scientist page, it seemed like a sensible idea to try and cast some
When handling the ceramic materials shown below, ensure you
stick to any safety precautions as the dust is very fine.
||12-Oct-02: First off, a wooden pattern is needed to drop in the
plaster. 6 spruce planks were glued together, turned to a taper
profile and painted.
This one represents about the highest diameter I can turn on the Myford
ML7 and still clear the cross slide. If I need to make anything
bigger than this I'm going to have to pester someone with a wood lathe.
The box of matches gives an idea of size. Diameter is tapered
with 93mm bottom, 105mm top with a height of 187mm. Thats 3
5/8", 4 1/8" and 7 3/8". With a 10mm wall thickness
the working capacity should be around 0.7 litres representing 1.9kg/4.1lb
aluminium 5kg/11lb cast iron, and 6kg/13.2lb brass - plenty for smaller
items. I know the crucible will shrink from the mould, but I'm not
sure how much at this stage, so the capacities about may need to come down
||Armed with the pattern and a casting bucket, some potters plaster has
been mixed up. This is a special type of plaster designed for slip
casting which sets quickly and has the additional property of being
porous. You can get this from ceramics supply places, I got mine
House Ceramic Supplies (UK).
The wooden pattern has a strip of mahogany screwed to the top to keep
it level when the plaster is poured in.
||The plaster will try to displace the wooden pattern out of the bucket,
so a 25kg sack of molochite has been placed on the top to keep things
steady while the plaster sets.
It should set enough for the pattern to be pulled out after about 45-60
minutes. Heat will be generated by the plaster as it sets.
||The mould was tried out after about three hours, but was not a complete
success. Leaving the mould in the bucket was a bad move as the sides
of the crucible cracked away from the base as it dried.
The mould has now been removed from the bucket - time to try again...
|Latest update --->
||This is not working out. After another try, the clay is drying out
but has cracked badly.
Fixes required: Rather than try to make up my own slip recipes,

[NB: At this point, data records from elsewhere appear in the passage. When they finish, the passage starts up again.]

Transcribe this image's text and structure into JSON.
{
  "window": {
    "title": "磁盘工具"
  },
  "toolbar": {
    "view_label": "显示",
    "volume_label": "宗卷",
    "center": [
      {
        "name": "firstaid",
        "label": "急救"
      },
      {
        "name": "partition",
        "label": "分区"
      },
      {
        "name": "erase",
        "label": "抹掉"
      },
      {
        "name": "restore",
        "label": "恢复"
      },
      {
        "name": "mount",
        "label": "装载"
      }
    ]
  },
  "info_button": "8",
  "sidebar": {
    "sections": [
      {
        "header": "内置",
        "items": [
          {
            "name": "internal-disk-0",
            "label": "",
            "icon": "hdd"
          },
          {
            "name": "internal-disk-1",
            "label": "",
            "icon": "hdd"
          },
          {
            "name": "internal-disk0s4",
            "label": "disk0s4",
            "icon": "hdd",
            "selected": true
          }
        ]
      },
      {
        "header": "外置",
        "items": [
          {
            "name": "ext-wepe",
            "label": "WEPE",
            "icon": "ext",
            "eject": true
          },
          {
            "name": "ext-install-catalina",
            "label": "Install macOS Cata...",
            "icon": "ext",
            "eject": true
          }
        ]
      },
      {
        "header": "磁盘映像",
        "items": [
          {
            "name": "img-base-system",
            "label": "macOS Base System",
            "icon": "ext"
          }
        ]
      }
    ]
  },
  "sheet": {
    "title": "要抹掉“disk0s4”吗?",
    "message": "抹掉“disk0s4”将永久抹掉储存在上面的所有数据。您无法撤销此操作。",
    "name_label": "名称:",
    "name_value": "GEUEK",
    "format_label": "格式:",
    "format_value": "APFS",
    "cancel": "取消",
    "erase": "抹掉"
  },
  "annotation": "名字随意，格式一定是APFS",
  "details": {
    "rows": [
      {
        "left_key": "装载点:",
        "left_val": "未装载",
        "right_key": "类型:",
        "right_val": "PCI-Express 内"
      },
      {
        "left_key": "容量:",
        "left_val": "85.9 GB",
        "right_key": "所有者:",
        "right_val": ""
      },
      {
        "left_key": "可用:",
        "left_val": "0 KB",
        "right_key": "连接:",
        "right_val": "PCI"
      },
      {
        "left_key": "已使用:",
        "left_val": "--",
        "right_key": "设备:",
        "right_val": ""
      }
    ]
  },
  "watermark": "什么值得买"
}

I will go and buy some ready made. It might be a good idea to make
the mould in two parts as I have not successfully removed a crucible from
the mould yet!